Parents: Father: Dr. John Moore, physician, deceased, mother: Jean Moore, still living in Glasgow
Elder brothers: John Moore, jun., currently Major in the Army, Thomas Moore, deceased, died in infancy, Dr. James Carrick Moore, physician
Younger brothers: Malcolm John Moore, ship surgeon, Thomas Moore, apprenticeSkills:
Graham has an undying love for the sea and for sailing and matches these passions with good navigational skills. Though somewhat inexperienced he is determined to prove his worth. He can handle his pistols just fine and isn’t too bad off with a blade, but the finer weaponry skills elude him. He does, however, throw a mean punch and used to wrestle in his youth. He stays level-headed in dangerous situations and can bring even the most notorious troublemaker to stand at attention – as long as he wants him to. Rarely showing any outward weaknesses, most of his inferiors bend to his natural authority. Well-educated and intelligent, he can be a surprisingly charming fellow to talk to, once he has opened up.Weaknesses:
Despite his outward appearances, quite a few. Graham is a very sensitive man with deep and often violent emotions which he mostly keeps contained within himself. His experiences with the pirates have left deep emotional scars and a shattered pride. He suffers frequently from nightmares about the ordeal and hates pirates with a vengeance. He is also heartbroken over the loss of his love, Eleanor, and ashamed of his failures and of the treatment by the Navy. All of these injuries have left him somewhat bitter and cynical and he is determined not to let anything or anyone get to him anymore. He also holds deep disdain towards the nobility in general and a certain Earl’s son in particular.Theme Song:
Since I am crazy about Sade right now: Soldier in love.Anything Else:
When deeply in thought, he absentmindedly strokes his brow with two fingers. He dislikes being compared with his eldest brother John, currently Major in the Army and on to a steep and flawless career.

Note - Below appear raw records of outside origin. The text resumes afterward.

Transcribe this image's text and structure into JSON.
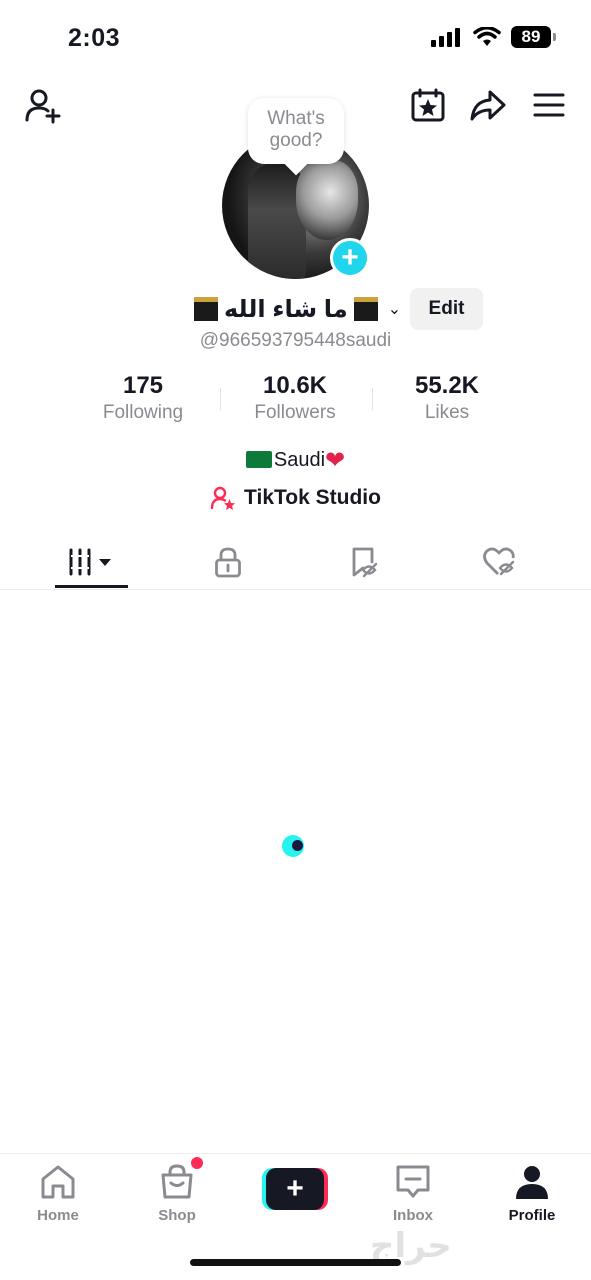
{
  "status_bar": {
    "time": "2:03",
    "battery": "89"
  },
  "bubble": {
    "text": "What's good?"
  },
  "profile": {
    "display_name": "ما شاء الله",
    "username": "@966593795448saudi",
    "edit_label": "Edit"
  },
  "stats": [
    {
      "value": "175",
      "label": "Following"
    },
    {
      "value": "10.6K",
      "label": "Followers"
    },
    {
      "value": "55.2K",
      "label": "Likes"
    }
  ],
  "bio": {
    "text": "Saudi"
  },
  "studio": {
    "label": "TikTok Studio"
  },
  "tabs": [
    {
      "icon": "grid-icon"
    },
    {
      "icon": "lock-icon"
    },
    {
      "icon": "bookmark-icon"
    },
    {
      "icon": "heart-hidden-icon"
    }
  ],
  "nav": {
    "home": "Home",
    "shop": "Shop",
    "inbox": "Inbox",
    "profile": "Profile"
  },
  "watermark": "حراج",
  "colors": {
    "accent_cyan": "#25f4ee",
    "accent_red": "#fe2c55",
    "add_avatar": "#20d5ec",
    "text_dark": "#161823",
    "text_gray": "#8a8b91"
  }
}
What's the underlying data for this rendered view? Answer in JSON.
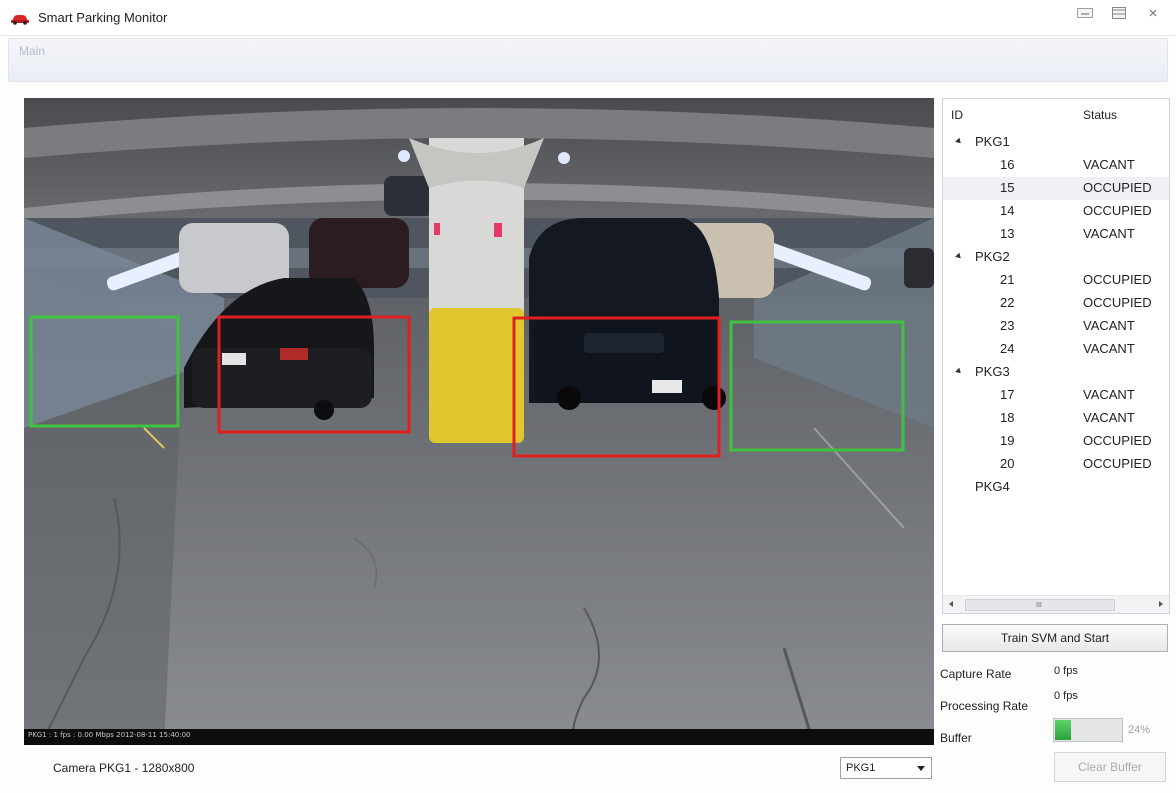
{
  "window": {
    "title": "Smart Parking Monitor",
    "icon": "red-car-icon",
    "controls": [
      "minimize-icon",
      "maximize-icon",
      "close-icon"
    ]
  },
  "menu": {
    "items": [
      {
        "label": "Main"
      }
    ]
  },
  "video": {
    "overlay_text": "PKG1 : 1 fps : 0.00 Mbps 2012-08-11 15:40:00",
    "spots": [
      {
        "status": "VACANT",
        "color": "#3fc33f"
      },
      {
        "status": "OCCUPIED",
        "color": "#e02020"
      },
      {
        "status": "OCCUPIED",
        "color": "#e02020"
      },
      {
        "status": "VACANT",
        "color": "#3fc33f"
      }
    ]
  },
  "camera_info": "Camera PKG1 - 1280x800",
  "camera_select": {
    "value": "PKG1"
  },
  "status_panel": {
    "columns": {
      "id": "ID",
      "status": "Status"
    },
    "groups": [
      {
        "name": "PKG1",
        "expanded": true,
        "spots": [
          {
            "id": "16",
            "status": "VACANT"
          },
          {
            "id": "15",
            "status": "OCCUPIED",
            "selected": true
          },
          {
            "id": "14",
            "status": "OCCUPIED"
          },
          {
            "id": "13",
            "status": "VACANT"
          }
        ]
      },
      {
        "name": "PKG2",
        "expanded": true,
        "spots": [
          {
            "id": "21",
            "status": "OCCUPIED"
          },
          {
            "id": "22",
            "status": "OCCUPIED"
          },
          {
            "id": "23",
            "status": "VACANT"
          },
          {
            "id": "24",
            "status": "VACANT"
          }
        ]
      },
      {
        "name": "PKG3",
        "expanded": true,
        "spots": [
          {
            "id": "17",
            "status": "VACANT"
          },
          {
            "id": "18",
            "status": "VACANT"
          },
          {
            "id": "19",
            "status": "OCCUPIED"
          },
          {
            "id": "20",
            "status": "OCCUPIED"
          }
        ]
      },
      {
        "name": "PKG4",
        "expanded": false,
        "spots": []
      }
    ],
    "scroll_grip": "III"
  },
  "controls": {
    "train_button": "Train SVM and Start",
    "capture_rate": {
      "label": "Capture Rate",
      "value": "0 fps"
    },
    "processing_rate": {
      "label": "Processing Rate",
      "value": "0 fps"
    },
    "buffer": {
      "label": "Buffer",
      "value": 0.24,
      "text": "24%",
      "color": "#3db847"
    },
    "clear_button": "Clear Buffer"
  }
}
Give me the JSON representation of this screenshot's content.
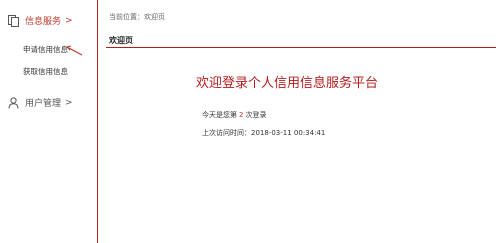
{
  "sidebar": {
    "info_service": {
      "label": "信息服务",
      "chevron": ">"
    },
    "items": [
      {
        "label": "申请信用信息"
      },
      {
        "label": "获取信用信息"
      }
    ],
    "user_management": {
      "label": "用户管理",
      "chevron": ">"
    }
  },
  "breadcrumb": {
    "text": "当前位置：欢迎页"
  },
  "page": {
    "title": "欢迎页"
  },
  "welcome": {
    "heading": "欢迎登录个人信用信息服务平台",
    "login_count_prefix": "今天是您第",
    "login_count": "2",
    "login_count_suffix": "次登录",
    "last_visit_label": "上次访问时间：",
    "last_visit_time": "2018-03-11 00:34:41"
  },
  "colors": {
    "accent": "#b51c1c",
    "text": "#333333",
    "muted": "#666666"
  },
  "icons": {
    "info_service": "document-icon",
    "user_management": "user-icon",
    "annotation": "arrow-icon"
  }
}
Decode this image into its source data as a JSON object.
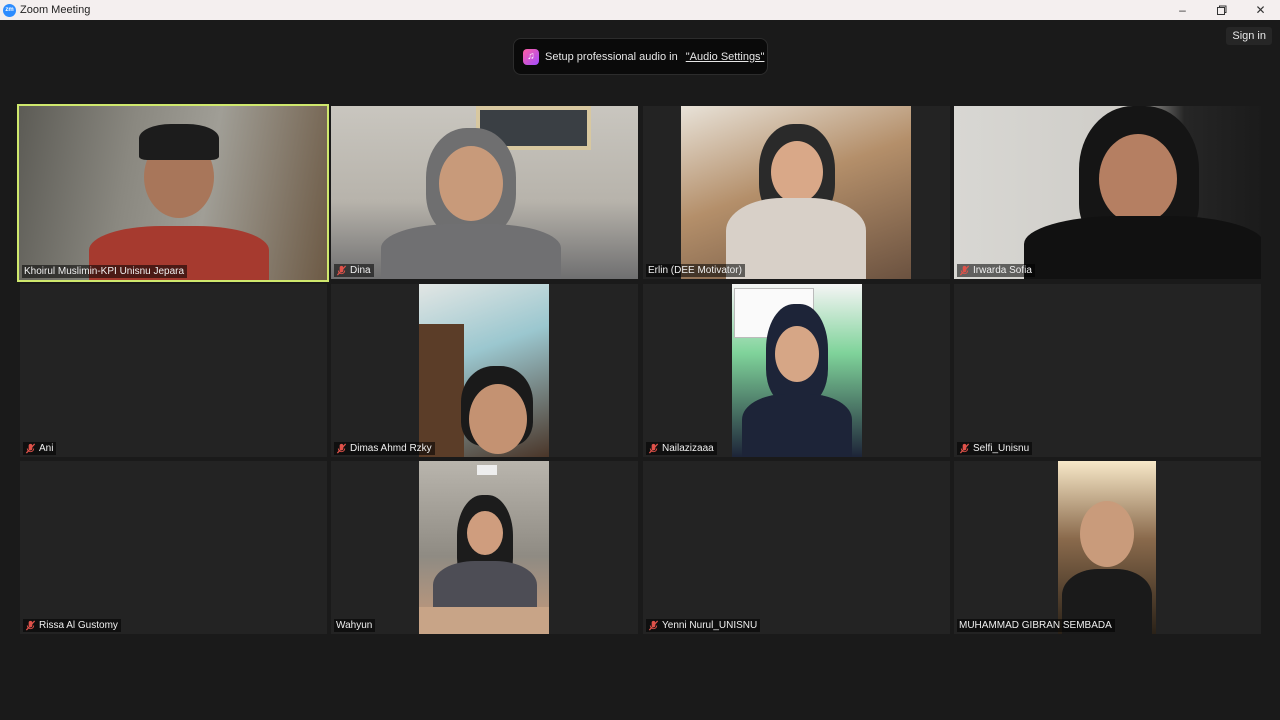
{
  "window": {
    "title": "Zoom Meeting",
    "app_logo": "zm",
    "controls": [
      "minimize-icon",
      "restore-icon",
      "close-icon"
    ]
  },
  "header": {
    "sign_in": "Sign in"
  },
  "notification": {
    "text": "Setup professional audio in",
    "link": "\"Audio Settings\""
  },
  "participants": [
    {
      "name": "Khoirul Muslimin-KPI Unisnu Jepara",
      "muted": false,
      "video": true,
      "active_speaker": true
    },
    {
      "name": "Dina",
      "muted": true,
      "video": true
    },
    {
      "name": "Erlin (DEE Motivator)",
      "muted": false,
      "video": true
    },
    {
      "name": "Irwarda Sofia",
      "muted": true,
      "video": true
    },
    {
      "name": "Ani",
      "muted": true,
      "video": false
    },
    {
      "name": "Dimas Ahmd Rzky",
      "muted": true,
      "video": true
    },
    {
      "name": "Nailazizaaa",
      "muted": true,
      "video": true
    },
    {
      "name": "Selfi_Unisnu",
      "muted": true,
      "video": false
    },
    {
      "name": "Rissa Al Gustomy",
      "muted": true,
      "video": false
    },
    {
      "name": "Wahyun",
      "muted": false,
      "video": true
    },
    {
      "name": "Yenni Nurul_UNISNU",
      "muted": true,
      "video": false
    },
    {
      "name": "MUHAMMAD GIBRAN SEMBADA",
      "muted": false,
      "video": true
    }
  ],
  "colors": {
    "background": "#1a1a1a",
    "tile": "#232323",
    "active_border": "#cfe86d",
    "muted_icon": "#e0524a"
  }
}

Notes: The picture does actually present Vice-Admiral Sir Graham Moore (1764-1843). I borrowed it along with a little bit of his family background – well, aside from his name, quite obviously. Presumably, the picture was commissioned to celebrate his promotion to Master and Commander by the age of 28! Quite obviously, his career had a lot less twists than that of my Graham Moore. He wrote a journal about daily naval live which was later turned into the book “Frigate commander” (and is available at Amazon) and had his memoirs printed after his death by a friend, an excerpt (44 pages) of which is available here: http://books.google.com/books?id=e9MBAAAAM...page&q=&f=false